Excerpts from an interface dataset:
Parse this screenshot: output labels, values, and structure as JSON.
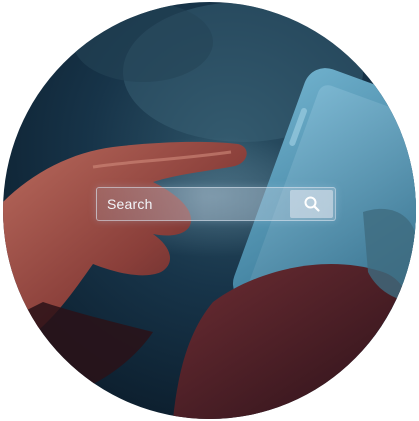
{
  "search": {
    "placeholder": "Search",
    "icon": "search-icon"
  },
  "colors": {
    "background_dark": "#0e2233",
    "phone_edge": "#5fa2c0",
    "skin_warm": "#9a4e44",
    "overlay_text": "#f3f6fa"
  }
}
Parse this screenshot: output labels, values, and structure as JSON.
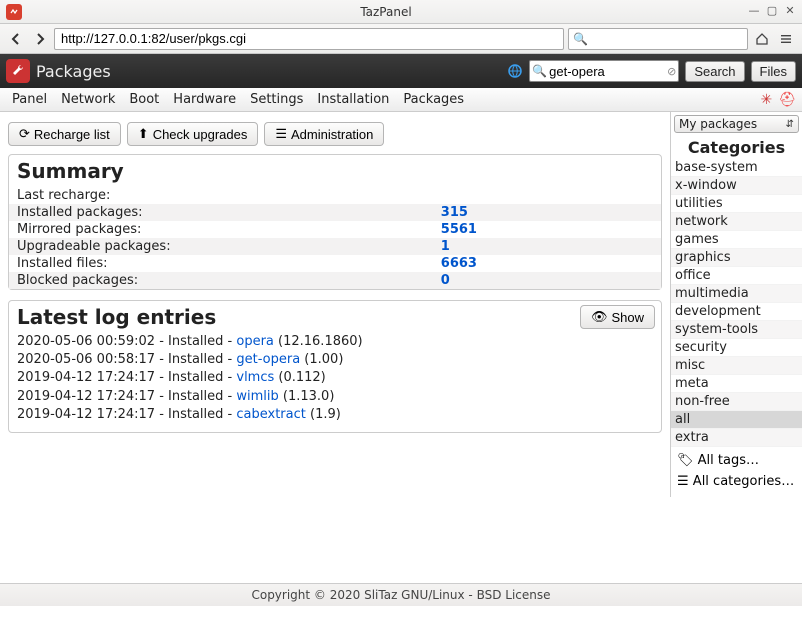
{
  "window": {
    "title": "TazPanel"
  },
  "nav": {
    "url": "http://127.0.0.1:82/user/pkgs.cgi"
  },
  "header": {
    "title": "Packages",
    "search_value": "get-opera",
    "search_btn": "Search",
    "files_btn": "Files"
  },
  "menu": {
    "items": [
      "Panel",
      "Network",
      "Boot",
      "Hardware",
      "Settings",
      "Installation",
      "Packages"
    ]
  },
  "actions": {
    "recharge": "Recharge list",
    "check": "Check upgrades",
    "admin": "Administration"
  },
  "summary": {
    "heading": "Summary",
    "rows": [
      {
        "label": "Last recharge:",
        "value": "",
        "link": false
      },
      {
        "label": "Installed packages:",
        "value": "315",
        "link": true
      },
      {
        "label": "Mirrored packages:",
        "value": "5561",
        "link": true
      },
      {
        "label": "Upgradeable packages:",
        "value": "1",
        "link": true
      },
      {
        "label": "Installed files:",
        "value": "6663",
        "link": false
      },
      {
        "label": "Blocked packages:",
        "value": "0",
        "link": true
      }
    ]
  },
  "loghead": {
    "heading": "Latest log entries",
    "show_btn": "Show"
  },
  "log": [
    {
      "ts": "2020-05-06 00:59:02",
      "action": "Installed",
      "pkg": "opera",
      "ver": "(12.16.1860)"
    },
    {
      "ts": "2020-05-06 00:58:17",
      "action": "Installed",
      "pkg": "get-opera",
      "ver": "(1.00)"
    },
    {
      "ts": "2019-04-12 17:24:17",
      "action": "Installed",
      "pkg": "vlmcs",
      "ver": "(0.112)"
    },
    {
      "ts": "2019-04-12 17:24:17",
      "action": "Installed",
      "pkg": "wimlib",
      "ver": "(1.13.0)"
    },
    {
      "ts": "2019-04-12 17:24:17",
      "action": "Installed",
      "pkg": "cabextract",
      "ver": "(1.9)"
    }
  ],
  "sidebar": {
    "mypkg": "My packages",
    "cat_heading": "Categories",
    "categories": [
      "base-system",
      "x-window",
      "utilities",
      "network",
      "games",
      "graphics",
      "office",
      "multimedia",
      "development",
      "system-tools",
      "security",
      "misc",
      "meta",
      "non-free",
      "all",
      "extra"
    ],
    "selected": "all",
    "all_tags": "All tags…",
    "all_cats": "All categories…"
  },
  "footer": {
    "text": "Copyright © 2020 SliTaz GNU/Linux - BSD License"
  }
}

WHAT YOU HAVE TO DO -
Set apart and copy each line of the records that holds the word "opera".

FINAL ANSWER -
    "search_value": "get-opera",
      "pkg": "opera",
      "pkg": "get-opera",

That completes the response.